Zuma lurched from one scandal to the next. He was acquitted of rape, avoided almost 800 corruption charges for over a decade and nearly crashed the economy by recklessly firing a respected finance minister. Taxpayers were misled over exorbitant upgrades to his private mansion (a swimming pool was defended as a fire-fighting feature) and his friendship with the controversial Gupta family placed him at the heart of what became known as “state capture”: the looting of state coffers through the corruption of senior government officials.

“State and independent institutions were repurposed for the enrichment and protection of Jacob Zuma,” says political commentator Justice Malala. “He went through the guts of the framework, pulled out the institutions he needed and systematically broke them down or took away their independence.”

The institutions ranged from the tax revenue service to the public broadcaster, from the police to the prosecuting authority, and from the intelligence services to crucial industries such as mining.

Although constitutionally barred from governing beyond 2019, Zuma was widely believed to have engineered a plan to hold on to power (and avoid prosecution) through his ex-wife, Nkosazana Dlamini-Zuma, who was campaigning to take over from him. By December, when the ANC met to pick its next leader, who would go on to become the country’s president in 2019, a mood of despair and hopelessness had set in.

The race was close. In the end, 179 votes out of nearly 5,000 cast separated Dlamini-Zuma from her challenger, Cyril Ramaphosa, a former union leader and businessman who had campaigned on an anti-corruption and pro-growth platform.

Ramaphosa’s victory in mid-December was a turning point. It removed the prospect of Zuma’s continued rule, began an instant shift in political power and sparked a moment of renewed hope. Ramaphosa had his own controversies, but was viewed as largely incorruptible. He had risen through the trade unions, served the ANC and built his wealth in the private sector. 

Following Ramaphosa’s election, the extent of state capture emerged through superb investigative journalism.

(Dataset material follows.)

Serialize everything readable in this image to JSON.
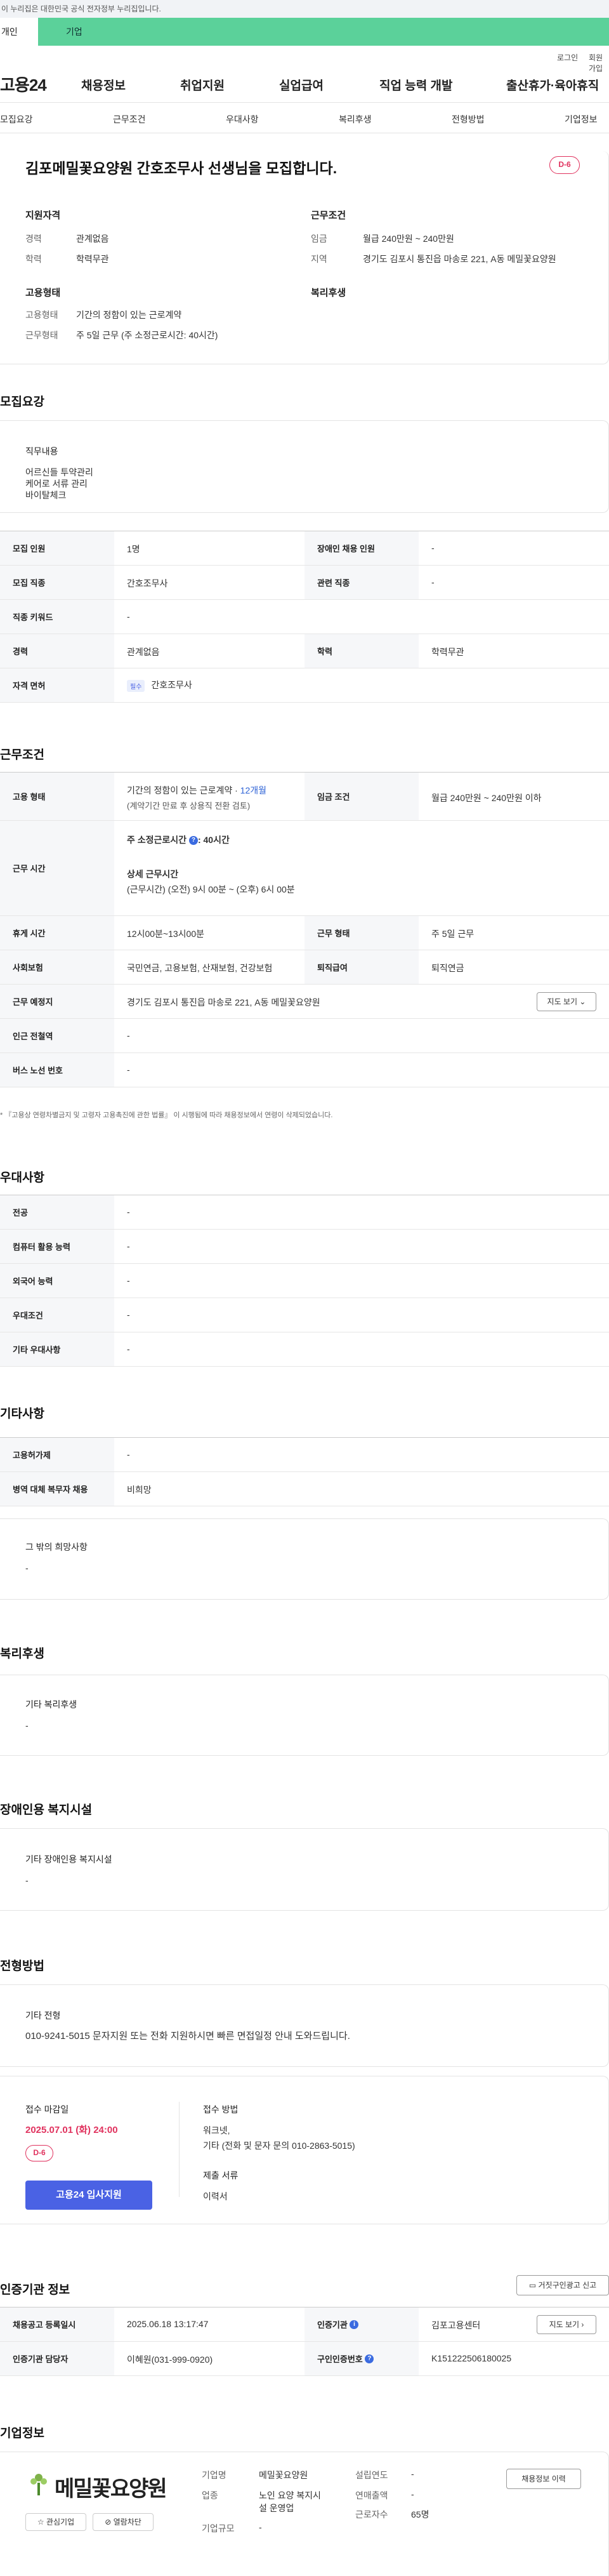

Politically driven prosecutions fell away, a hugely unpopular nuclear energy deal with Russia was frozen and, as Zuma was being recalled, police cars arrived outside the home of the Gupta family.

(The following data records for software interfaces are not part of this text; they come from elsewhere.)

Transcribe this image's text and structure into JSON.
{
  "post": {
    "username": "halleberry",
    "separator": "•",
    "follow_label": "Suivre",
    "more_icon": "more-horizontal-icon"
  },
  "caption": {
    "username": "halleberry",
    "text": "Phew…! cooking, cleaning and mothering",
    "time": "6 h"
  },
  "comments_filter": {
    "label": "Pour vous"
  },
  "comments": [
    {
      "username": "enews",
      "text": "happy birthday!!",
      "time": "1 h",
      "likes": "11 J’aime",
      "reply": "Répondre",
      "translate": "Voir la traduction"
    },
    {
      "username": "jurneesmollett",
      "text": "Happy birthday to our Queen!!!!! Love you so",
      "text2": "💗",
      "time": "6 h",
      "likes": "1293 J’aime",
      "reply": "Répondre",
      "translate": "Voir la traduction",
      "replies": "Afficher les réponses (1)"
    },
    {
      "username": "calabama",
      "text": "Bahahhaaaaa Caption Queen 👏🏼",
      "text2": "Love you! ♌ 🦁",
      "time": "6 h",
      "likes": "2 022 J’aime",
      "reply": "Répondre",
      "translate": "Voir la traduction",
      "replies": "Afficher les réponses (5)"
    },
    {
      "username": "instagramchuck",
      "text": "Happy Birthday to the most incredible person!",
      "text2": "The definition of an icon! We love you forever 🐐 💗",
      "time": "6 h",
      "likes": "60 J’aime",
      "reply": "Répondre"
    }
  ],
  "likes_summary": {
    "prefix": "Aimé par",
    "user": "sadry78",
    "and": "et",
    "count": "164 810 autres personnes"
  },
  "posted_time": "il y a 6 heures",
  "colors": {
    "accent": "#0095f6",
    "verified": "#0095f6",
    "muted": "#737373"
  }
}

And yet, the president refused to leave the Union Buildings quietly, prompting comparisons with Margaret Thatcher. “He was the worst possible combination of ignorance, selfishness and incompetence that could have been inflicted upon the long-suffering people of South Africa,” read an editorial in the Daily Maverick on 13 February. “Now, stripped to the bare essence of being Zuma, the final image emerges, one of the selfish man who cared only for himself.”

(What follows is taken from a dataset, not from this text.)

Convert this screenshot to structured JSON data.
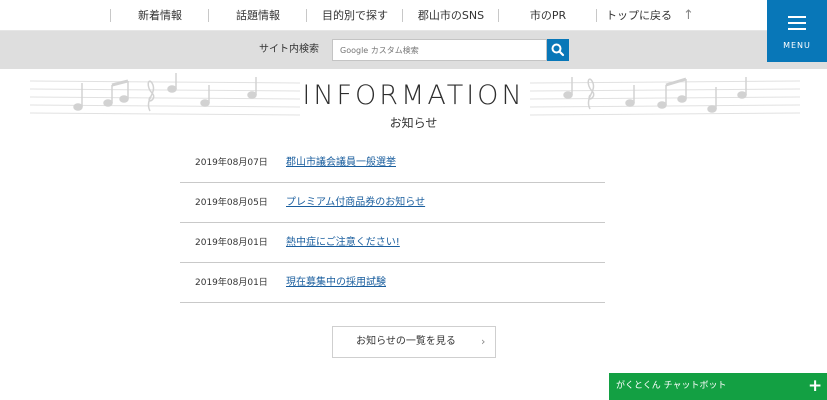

Journalist Richard Poplak concluded: “What is born in chaos dies in chaos.”

 Zuma’s departure allows for the rebuilding to begin. The role played by the media, civil society – which found its voice during the Zuma years – and the judiciary (particularly the constitutional court) is being recognised. New president Ramaphosa delivered an inspiring state of the nation address the day after being sworn in.

“You can survive bad leadership, but what you won’t survive is bad institutions,” Mmusi Maimane told me.

There are no delusions over the epic challenges ahead. Unemployment is at 27 per cent (and is much higher for young, black South Africans) and GDP growth is stranded at 1 per cent. However, there is optimism, too: the “lost decade” is over and the Rainbow Nation’s renewal has finally begun. 

This article first appeared in the 22 February 2018 issue of the New Statesman, Sunni vs Shia